Conversely, concern for others was a lower priority for non-believers. Instead, they are more likely to select a comfortable life, self-reliance and good times with friends as important. Not to put too fine a point on it, but those who are most likely to pray to God, attend religious services regularly and read the Bible or another sacred text seem most oriented toward others and their welfare.

What about Canadians’ emotional lives? The religiously committed are the happiest amongst us. Fully 47 per cent of them say they’re very happy or extremely happy overall, compared with 35 per cent of non-believers. They also report the highest levels of happiness among friends and in their communities. None of that is terribly surprising. If anything, it simply confirms what other research has shown. It makes sense, then, that the religiously committed are also more likely to be “very optimistic” about the future.

When it comes to community engagement and charitable giving, once again it’s the religiously committed who report the strongest involvement. Slightly more than half of non-believers say they are uninvolved in community groups or activities.

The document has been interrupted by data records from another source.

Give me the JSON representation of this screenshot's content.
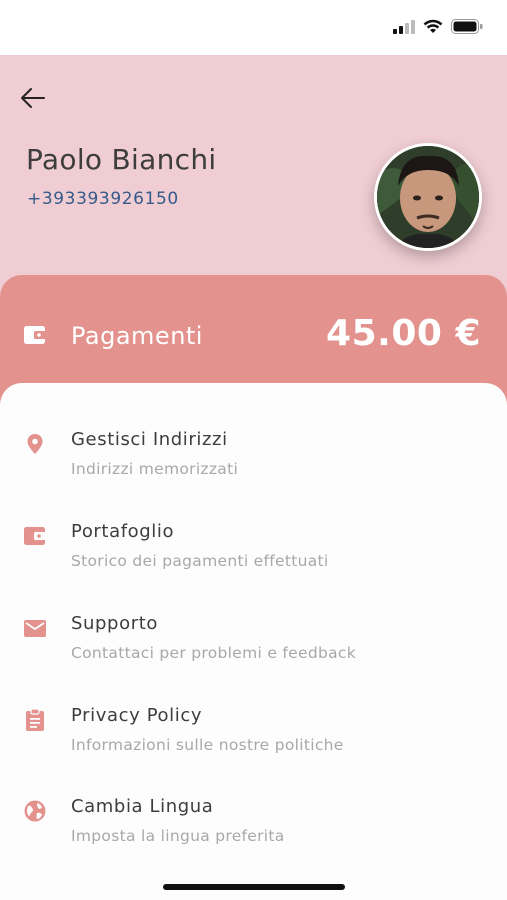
{
  "user": {
    "name": "Paolo Bianchi",
    "phone": "+393393926150"
  },
  "payments": {
    "label": "Pagamenti",
    "amount": "45.00 €"
  },
  "menu": [
    {
      "icon": "location-pin-icon",
      "title": "Gestisci Indirizzi",
      "subtitle": "Indirizzi memorizzati"
    },
    {
      "icon": "wallet-icon",
      "title": "Portafoglio",
      "subtitle": "Storico dei pagamenti effettuati"
    },
    {
      "icon": "mail-icon",
      "title": "Supporto",
      "subtitle": "Contattaci per problemi e feedback"
    },
    {
      "icon": "clipboard-icon",
      "title": "Privacy Policy",
      "subtitle": "Informazioni sulle nostre politiche"
    },
    {
      "icon": "globe-icon",
      "title": "Cambia Lingua",
      "subtitle": "Imposta la lingua preferita"
    }
  ],
  "colors": {
    "header_bg": "#efcdd3",
    "payments_bg": "#e3928d",
    "accent_icon": "#e3928d",
    "phone_text": "#355a8a"
  }
}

That percentage drops to 17 per cent of the religiously committed. In fact, 41 per cent of the religiously committed have at least some involvement in their community, with another 42 per cent reporting heavy involvement.

Almost a third of the religiously committed say they regularly volunteer compared with 13 per cent of non-believers. Dare we ask about charitable giving?  Only 12 per cent of non-believers say they try to donate to whatever charities they can. That jumps to 43 per cent among the religiously committed. These are not selfish people.

The numbers present a clear picture: Religiously committed Canadians tend to be the most concerned about others, the happiest and most generous. So, why do Canadians have a negative view of religion? Arguably, the story of faith in Canada is not being well told. The narrative around faith is often negative. Religion is frequently presented as something that divides rather than unites people within communities.

That is part of the reason why Faith in Canada 150 exists, to showcase the role of faith in making Canada the country that it is. That legacy is a story worth telling.

Source: It is time to change the narrative around religion in Canada